JOHN PARK, NE ASIA SPECIALIST, HARVARD KENNEDY SCHOOL: I wouldn't read too much in terms of the material impact. I think the psychological aspect of it is perhaps more damaging.

LABOTT: The drone discovery comes as the dictator launched a personal attack on President Obama. Having his state media published a rant laced with racial slurs from North Korean citizens, referring to the president as a monkey and calling for, quote, "divine punishment to the juvenile delinquent Obama."

The Obama administration was not amused.

MARIE HARF, U.S. STATE DEPARTMENT: The leader of North Korea should focus more on improving the lives of his own people than in saying these kind of ridiculous things.

LABOTT: Recent satellite images indicate increased activity at North Korea's main nuclear site. And Seoul says the tunnel is being sealed. A final step before detonation. A former member in the inner circle of Kim's father, Kim Jong-Il, told CNN's Christiane Amanpour the son keeps acting out in order to consolidate his own power.

JANG JIN-SUNG, NORTH KOREAN DEFECTOR (Through Translator): But he has no one inside North Korea. He did not build up his power to get what he wants. He received it symbolically.


LABOTT: And Wolf, South Korea is so rattled by these threats, ongoing military threats from the north that the vice defense minister told reporters this week that plans from the U.S. to transfer control of troops on the Korean peninsula to South Korea are on hold indefinitely -- Wolf.

BLITZER: Elise Labott at the State Department, thank you.

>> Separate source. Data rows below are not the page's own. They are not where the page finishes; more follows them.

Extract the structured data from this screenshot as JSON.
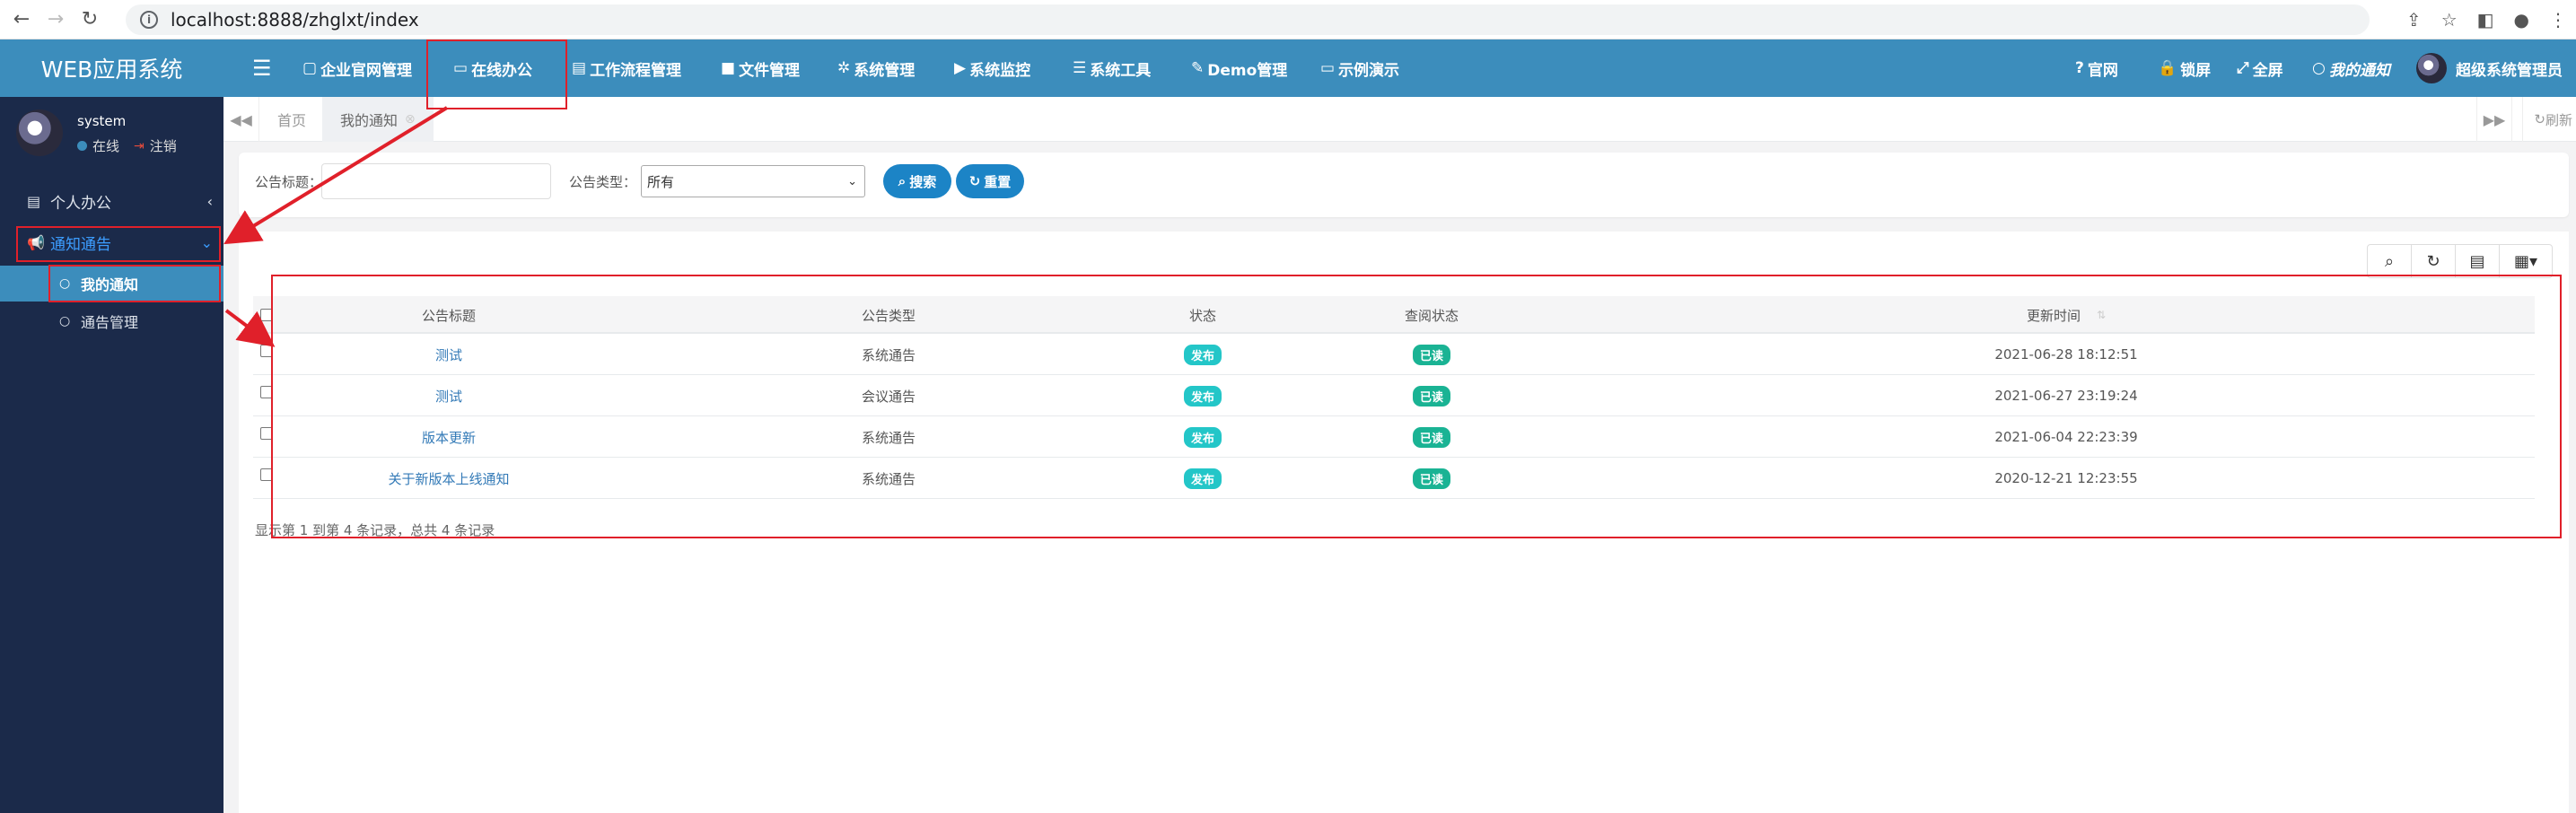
{
  "browser": {
    "url": "localhost:8888/zhglxt/index",
    "back": "←",
    "forward": "→",
    "reload": "↻"
  },
  "app": {
    "brand": "WEB应用系统"
  },
  "user": {
    "name": "system",
    "status": "在线",
    "logout": "注销"
  },
  "sidebar": {
    "items": [
      {
        "label": "个人办公",
        "icon": "id-card-icon",
        "caret": "‹"
      },
      {
        "label": "通知通告",
        "icon": "bullhorn-icon",
        "caret": "⌄"
      }
    ],
    "subitems": [
      {
        "label": "我的通知",
        "icon": "comment-icon"
      },
      {
        "label": "通告管理",
        "icon": "comment-icon"
      }
    ]
  },
  "topnav": {
    "links": [
      {
        "label": "企业官网管理",
        "icon": "▢"
      },
      {
        "label": "在线办公",
        "icon": "▭"
      },
      {
        "label": "工作流程管理",
        "icon": "▤"
      },
      {
        "label": "文件管理",
        "icon": "■"
      },
      {
        "label": "系统管理",
        "icon": "✲"
      },
      {
        "label": "系统监控",
        "icon": "▶"
      },
      {
        "label": "系统工具",
        "icon": "☰"
      },
      {
        "label": "Demo管理",
        "icon": "✎"
      },
      {
        "label": "示例演示",
        "icon": "▭"
      }
    ],
    "right": {
      "official": "官网",
      "lock": "锁屏",
      "fullscreen": "全屏",
      "notice": "我的通知",
      "admin": "超级系统管理员"
    }
  },
  "tabs": {
    "home": "首页",
    "current": "我的通知",
    "refresh": "刷新"
  },
  "search": {
    "title_label": "公告标题：",
    "type_label": "公告类型：",
    "type_value": "所有",
    "search_btn": "搜索",
    "reset_btn": "重置"
  },
  "table": {
    "headers": [
      "公告标题",
      "公告类型",
      "状态",
      "查阅状态",
      "更新时间"
    ],
    "rows": [
      {
        "title": "测试",
        "type": "系统通告",
        "status": "发布",
        "read": "已读",
        "time": "2021-06-28 18:12:51"
      },
      {
        "title": "测试",
        "type": "会议通告",
        "status": "发布",
        "read": "已读",
        "time": "2021-06-27 23:19:24"
      },
      {
        "title": "版本更新",
        "type": "系统通告",
        "status": "发布",
        "read": "已读",
        "time": "2021-06-04 22:23:39"
      },
      {
        "title": "关于新版本上线通知",
        "type": "系统通告",
        "status": "发布",
        "read": "已读",
        "time": "2020-12-21 12:23:55"
      }
    ],
    "summary": "显示第 1 到第 4 条记录，总共 4 条记录"
  },
  "colors": {
    "header": "#3c8dbc",
    "sidebar": "#1b2a4a",
    "annotation": "#e0202a"
  }
}
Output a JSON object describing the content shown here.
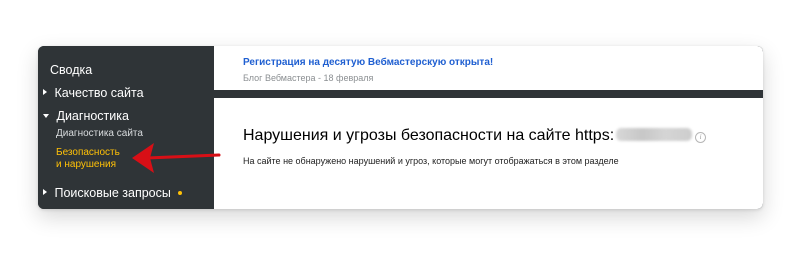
{
  "sidebar": {
    "items": [
      {
        "label": "Сводка"
      },
      {
        "label": "Качество сайта"
      },
      {
        "label": "Диагностика"
      },
      {
        "label": "Диагностика сайта"
      },
      {
        "label_line_1": "Безопасность",
        "label_line_2": "и нарушения"
      },
      {
        "label": "Поисковые запросы"
      }
    ]
  },
  "blog": {
    "link": "Регистрация на десятую Вебмастерскую открыта!",
    "meta": "Блог Вебмастера - 18 февраля"
  },
  "main": {
    "title": "Нарушения и угрозы безопасности на сайте https:",
    "subtitle": "На сайте не обнаружено нарушений и угроз, которые могут отображаться в этом разделе"
  },
  "icons": {
    "info": "i"
  },
  "colors": {
    "sidebar_bg": "#2f3437",
    "accent_yellow": "#ffc107",
    "link_blue": "#1f5fd1",
    "arrow_red": "#d80f16"
  }
}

Breaking news we're following. New details of a near-disaster. How a passenger jet nearly collided with a drone over Florida.